Gather, from the listing beneath this task, every line holding the string "Enter".

*** Block opens ***

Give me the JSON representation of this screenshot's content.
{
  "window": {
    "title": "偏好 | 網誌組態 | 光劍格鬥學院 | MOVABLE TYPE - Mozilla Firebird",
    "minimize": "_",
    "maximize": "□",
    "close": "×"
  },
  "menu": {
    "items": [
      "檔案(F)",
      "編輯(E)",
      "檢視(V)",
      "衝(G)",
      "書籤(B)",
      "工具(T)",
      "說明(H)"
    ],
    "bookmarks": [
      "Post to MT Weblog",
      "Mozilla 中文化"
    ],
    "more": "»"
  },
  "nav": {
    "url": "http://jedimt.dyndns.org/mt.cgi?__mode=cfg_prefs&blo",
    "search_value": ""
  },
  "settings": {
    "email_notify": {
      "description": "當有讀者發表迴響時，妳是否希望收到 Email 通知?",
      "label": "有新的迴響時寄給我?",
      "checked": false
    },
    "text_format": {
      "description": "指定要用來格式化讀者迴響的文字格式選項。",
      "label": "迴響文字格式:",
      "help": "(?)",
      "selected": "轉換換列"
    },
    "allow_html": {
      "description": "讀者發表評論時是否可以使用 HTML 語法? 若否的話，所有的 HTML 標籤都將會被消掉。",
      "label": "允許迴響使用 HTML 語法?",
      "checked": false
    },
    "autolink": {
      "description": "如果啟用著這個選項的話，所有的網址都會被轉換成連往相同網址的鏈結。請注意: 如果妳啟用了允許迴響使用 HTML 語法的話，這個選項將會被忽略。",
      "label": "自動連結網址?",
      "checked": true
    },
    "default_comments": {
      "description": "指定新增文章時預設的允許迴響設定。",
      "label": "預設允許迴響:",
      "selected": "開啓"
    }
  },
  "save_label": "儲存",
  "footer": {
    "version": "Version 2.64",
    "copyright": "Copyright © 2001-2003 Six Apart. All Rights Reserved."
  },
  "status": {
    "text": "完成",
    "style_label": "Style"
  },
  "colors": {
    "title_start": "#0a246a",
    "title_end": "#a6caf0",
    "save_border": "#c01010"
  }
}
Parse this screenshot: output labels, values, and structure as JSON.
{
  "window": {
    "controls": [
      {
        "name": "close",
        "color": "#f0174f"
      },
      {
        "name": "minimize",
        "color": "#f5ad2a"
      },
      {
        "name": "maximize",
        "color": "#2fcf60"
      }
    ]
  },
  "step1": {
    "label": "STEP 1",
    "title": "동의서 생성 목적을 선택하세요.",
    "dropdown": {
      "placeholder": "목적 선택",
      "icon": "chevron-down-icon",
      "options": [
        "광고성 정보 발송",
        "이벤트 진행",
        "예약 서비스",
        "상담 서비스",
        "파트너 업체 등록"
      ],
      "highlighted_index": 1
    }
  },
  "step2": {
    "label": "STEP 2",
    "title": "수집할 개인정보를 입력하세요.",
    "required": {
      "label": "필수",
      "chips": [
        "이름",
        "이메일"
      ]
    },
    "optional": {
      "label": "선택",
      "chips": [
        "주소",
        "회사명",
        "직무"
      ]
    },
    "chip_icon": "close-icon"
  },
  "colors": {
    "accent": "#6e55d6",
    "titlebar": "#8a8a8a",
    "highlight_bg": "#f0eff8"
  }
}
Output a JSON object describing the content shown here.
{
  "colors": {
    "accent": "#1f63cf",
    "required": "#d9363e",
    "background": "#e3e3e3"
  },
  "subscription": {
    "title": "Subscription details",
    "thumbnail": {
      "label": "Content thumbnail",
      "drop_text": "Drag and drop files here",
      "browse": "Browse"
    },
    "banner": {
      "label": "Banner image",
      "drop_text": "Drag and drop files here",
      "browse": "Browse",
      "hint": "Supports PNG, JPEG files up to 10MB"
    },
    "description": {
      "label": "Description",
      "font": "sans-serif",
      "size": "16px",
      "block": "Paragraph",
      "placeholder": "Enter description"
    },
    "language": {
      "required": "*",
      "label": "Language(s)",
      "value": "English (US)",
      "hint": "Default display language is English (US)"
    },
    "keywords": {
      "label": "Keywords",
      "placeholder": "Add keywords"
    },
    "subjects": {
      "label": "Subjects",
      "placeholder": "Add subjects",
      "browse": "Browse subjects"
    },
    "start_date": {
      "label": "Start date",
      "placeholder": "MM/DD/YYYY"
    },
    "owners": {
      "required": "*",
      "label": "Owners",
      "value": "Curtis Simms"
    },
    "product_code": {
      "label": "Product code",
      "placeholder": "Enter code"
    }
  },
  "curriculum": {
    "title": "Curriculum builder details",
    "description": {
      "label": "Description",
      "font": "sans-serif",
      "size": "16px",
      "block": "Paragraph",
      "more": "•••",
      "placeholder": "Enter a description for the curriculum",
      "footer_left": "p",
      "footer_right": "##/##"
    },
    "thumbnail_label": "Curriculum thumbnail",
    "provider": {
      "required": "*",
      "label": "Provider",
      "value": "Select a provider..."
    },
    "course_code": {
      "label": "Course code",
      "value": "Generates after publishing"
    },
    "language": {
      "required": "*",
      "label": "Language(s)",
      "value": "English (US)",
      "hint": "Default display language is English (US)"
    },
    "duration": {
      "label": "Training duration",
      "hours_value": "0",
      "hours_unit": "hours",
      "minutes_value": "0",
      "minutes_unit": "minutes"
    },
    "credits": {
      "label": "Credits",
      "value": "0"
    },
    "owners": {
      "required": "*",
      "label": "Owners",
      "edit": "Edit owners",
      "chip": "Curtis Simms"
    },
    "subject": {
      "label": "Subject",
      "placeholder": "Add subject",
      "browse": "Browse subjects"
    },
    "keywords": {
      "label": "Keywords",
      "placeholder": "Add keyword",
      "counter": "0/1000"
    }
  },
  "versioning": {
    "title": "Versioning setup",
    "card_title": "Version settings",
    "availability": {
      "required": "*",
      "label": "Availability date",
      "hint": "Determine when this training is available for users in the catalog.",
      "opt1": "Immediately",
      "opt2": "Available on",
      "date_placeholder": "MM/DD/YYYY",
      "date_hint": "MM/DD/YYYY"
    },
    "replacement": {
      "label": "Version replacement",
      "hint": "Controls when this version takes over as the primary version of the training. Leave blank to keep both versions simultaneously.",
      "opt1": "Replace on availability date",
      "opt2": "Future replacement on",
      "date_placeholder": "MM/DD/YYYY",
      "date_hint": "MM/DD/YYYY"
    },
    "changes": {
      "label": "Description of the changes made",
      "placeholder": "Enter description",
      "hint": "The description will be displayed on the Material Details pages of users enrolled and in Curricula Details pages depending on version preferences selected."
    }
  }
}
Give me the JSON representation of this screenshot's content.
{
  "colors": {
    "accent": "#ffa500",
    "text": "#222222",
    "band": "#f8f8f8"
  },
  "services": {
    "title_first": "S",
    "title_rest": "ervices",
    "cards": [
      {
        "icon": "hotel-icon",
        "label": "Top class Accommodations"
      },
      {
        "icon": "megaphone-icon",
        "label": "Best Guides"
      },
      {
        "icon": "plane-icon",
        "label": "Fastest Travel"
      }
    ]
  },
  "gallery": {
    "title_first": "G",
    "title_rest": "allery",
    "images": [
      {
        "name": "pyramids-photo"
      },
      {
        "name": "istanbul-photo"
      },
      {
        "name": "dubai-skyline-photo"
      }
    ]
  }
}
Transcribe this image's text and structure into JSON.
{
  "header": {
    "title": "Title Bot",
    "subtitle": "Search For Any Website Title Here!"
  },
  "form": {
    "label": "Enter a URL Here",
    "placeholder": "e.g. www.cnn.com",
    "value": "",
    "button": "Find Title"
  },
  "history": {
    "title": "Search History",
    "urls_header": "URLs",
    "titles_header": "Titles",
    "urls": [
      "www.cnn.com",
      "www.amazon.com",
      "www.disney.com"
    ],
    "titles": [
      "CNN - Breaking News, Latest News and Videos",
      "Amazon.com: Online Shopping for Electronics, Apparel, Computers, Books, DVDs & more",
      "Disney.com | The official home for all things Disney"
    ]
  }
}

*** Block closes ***

The answer:
      "placeholder": "Enter description"
      "placeholder": "Enter code"
      "placeholder": "Enter a description for the curriculum",
      "placeholder": "Enter description",
    "label": "Enter a URL Here",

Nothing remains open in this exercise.